Other partial and localised census returns exist for various dates and various parts of the country in the National Archives. The best guide to this source is John Grenham, Tracing your Irish Ancestors, the Complete Guide (3rd edition, Dublin, 2006).

 

The (so-called) Agricultural Censuses for county Antrim (a Return of the Live and Dead Stock etc) 1803-1804 and County Louth (an Account of the Corn in the Possession of the Inhabitants of the County of Louth) c.1800-1816, are available in the National Archives under Official Papers OP 153/103 and OPA 163 respectively. They are not a census return as such, but rather returns of live and dead stock as well as corn and implements, returns taken when the country was in a vulnerable military state.

 

Although it is not a census but is useful for the 1790s is the flax growers listing of those eligible for a spinning wheel from the Linen Board.
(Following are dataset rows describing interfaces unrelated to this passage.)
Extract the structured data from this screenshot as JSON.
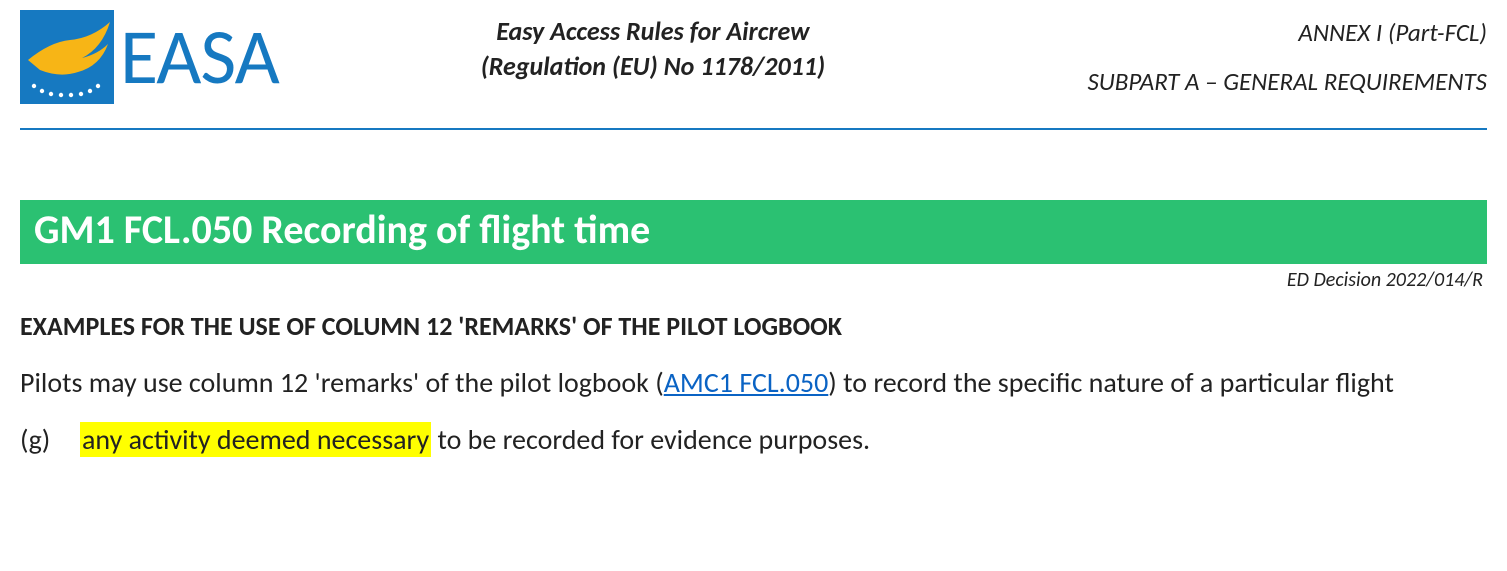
{
  "logo": {
    "text": "EASA"
  },
  "header": {
    "center_line1": "Easy Access Rules for Aircrew",
    "center_line2": "(Regulation (EU) No 1178/2011)",
    "right_line1": "ANNEX I (Part-FCL)",
    "right_line2": "SUBPART A – GENERAL REQUIREMENTS"
  },
  "banner": {
    "title": "GM1 FCL.050 Recording of flight time",
    "ed_decision": "ED Decision 2022/014/R"
  },
  "sub_heading": "EXAMPLES FOR THE USE OF COLUMN 12 'REMARKS' OF THE PILOT LOGBOOK",
  "intro": {
    "pre": "Pilots may use column 12 'remarks' of the pilot logbook (",
    "link_text": "AMC1 FCL.050",
    "post": ") to record the specific nature of a particular flight"
  },
  "item_g": {
    "letter": "(g)",
    "highlight": "any activity deemed necessary",
    "rest": " to be recorded for evidence purposes."
  }
}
It lists names and parishes, sometimes baronies but not townland and further information is available at www.failteromhat.com/flax1796.php.

 

Although differing significantly in format and the type of information found in the censuses taken in the 19th and early 20th centuries as described above, another source for genealogical research is the religious census of 1766, authorised by the Irish House of Lords in March of that year ‘to return a list of the several families in their parishes to this House on the first Monday after the Recess, distinguishing which are Protestants and which are Papists, as also a list of the several reputed Popish priests and friars residing in their parishes’.

 

This census survives in original or transcript form and is organised under the headings of parish, county and diocese and is a return of both Protestant and Papist (Roman Catholic) heads of household, sometimes listing names or sometimes merely numbers. A list of the returns for each diocese is available to search by clicking on the diocesan returns list.

 

The Elphin Census (M 2464) for the Church of Ireland diocese of Elphin has been edited by Marie-Louise Legg as The Elphin Census, 1749 (IMC, 2004). The data for this census was collected under the direction of Bishop Edward Synge of Elphin who was anxious to know the proportion of Protestants to ‘Papists’ – the census revealed the ratio to be 3 Protestants to 39 ‘Papists’. There are no surviving details as to the identity of the enumerators or as to how the census was conducted.

 

Some Inhabitants of the Baronies of Newcastle and Uppercross, Co. Dublin, c.1650′ (M 2467) has been edited by Richard Flatman for the Irish Genealogical Research Society (volumes 7-8, 1989-1993). It details lists of householders and servants organised according to parishes and townlands – the fullest entries include name, age, stature, face, hair, occupation and disability and approximately 4,000 names are returned.

 

 

 

James Joyce

James Joyce's family census return, 1901 (Census 1901, Dublin, 28/16)